### [Problem to solve]
Select every line containing the word "JSON" from the material, and copy those lines.

### [Input material]
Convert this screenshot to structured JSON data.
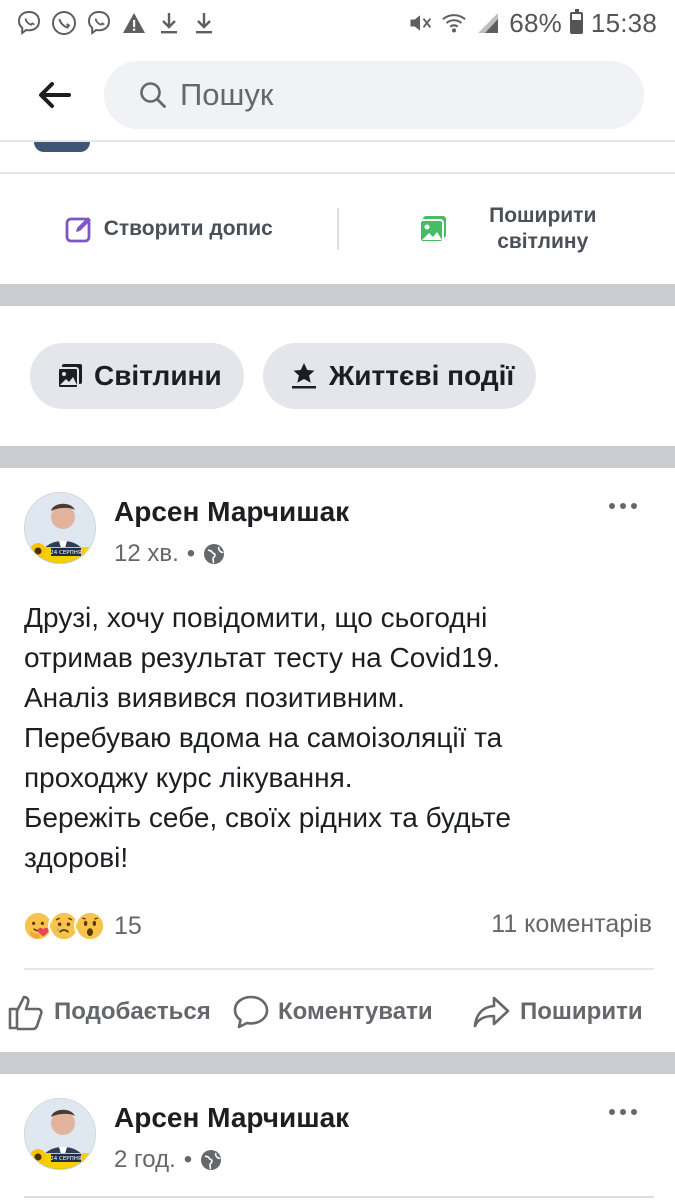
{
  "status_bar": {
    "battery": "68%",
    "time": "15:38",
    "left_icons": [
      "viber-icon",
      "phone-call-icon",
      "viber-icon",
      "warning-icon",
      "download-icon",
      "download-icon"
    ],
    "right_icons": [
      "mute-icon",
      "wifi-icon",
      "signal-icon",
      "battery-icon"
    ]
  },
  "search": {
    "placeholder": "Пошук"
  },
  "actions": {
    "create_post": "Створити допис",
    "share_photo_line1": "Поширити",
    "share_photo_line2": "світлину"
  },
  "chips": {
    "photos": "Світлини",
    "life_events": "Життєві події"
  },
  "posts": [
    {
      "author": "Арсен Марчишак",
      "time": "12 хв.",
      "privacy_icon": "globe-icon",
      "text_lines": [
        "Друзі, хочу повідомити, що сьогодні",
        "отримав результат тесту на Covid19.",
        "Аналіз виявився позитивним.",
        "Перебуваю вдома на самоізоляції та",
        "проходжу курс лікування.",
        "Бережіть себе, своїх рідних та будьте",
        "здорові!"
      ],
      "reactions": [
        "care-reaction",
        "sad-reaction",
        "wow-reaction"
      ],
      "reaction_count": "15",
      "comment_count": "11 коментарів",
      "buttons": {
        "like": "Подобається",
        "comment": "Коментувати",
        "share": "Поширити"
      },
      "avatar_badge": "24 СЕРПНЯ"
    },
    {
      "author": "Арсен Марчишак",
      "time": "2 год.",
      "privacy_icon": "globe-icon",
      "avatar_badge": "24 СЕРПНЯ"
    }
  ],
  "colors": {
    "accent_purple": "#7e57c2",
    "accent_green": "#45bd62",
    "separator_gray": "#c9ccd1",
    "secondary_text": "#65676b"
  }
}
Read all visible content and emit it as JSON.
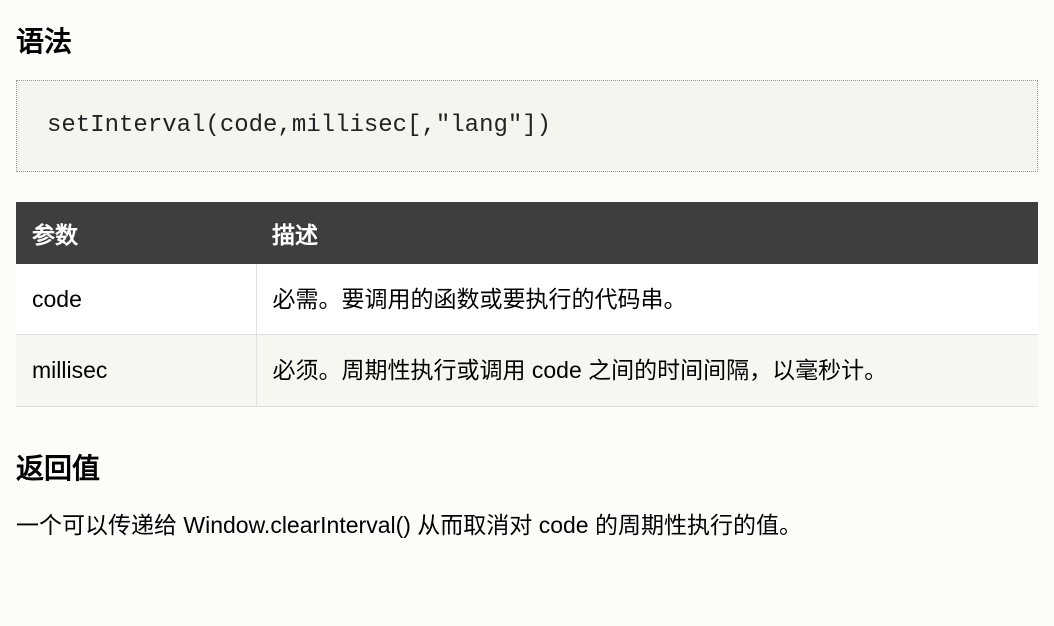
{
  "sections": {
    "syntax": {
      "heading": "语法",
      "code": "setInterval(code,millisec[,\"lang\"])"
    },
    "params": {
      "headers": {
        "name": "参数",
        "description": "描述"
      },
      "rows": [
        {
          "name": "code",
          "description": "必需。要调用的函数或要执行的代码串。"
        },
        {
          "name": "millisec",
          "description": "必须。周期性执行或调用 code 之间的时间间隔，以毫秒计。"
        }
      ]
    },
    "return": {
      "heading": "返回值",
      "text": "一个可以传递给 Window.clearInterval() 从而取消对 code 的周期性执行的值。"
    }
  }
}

### [Response for this exercise]
Convert this screenshot to structured JSON data.
Read all visible content and emit it as JSON.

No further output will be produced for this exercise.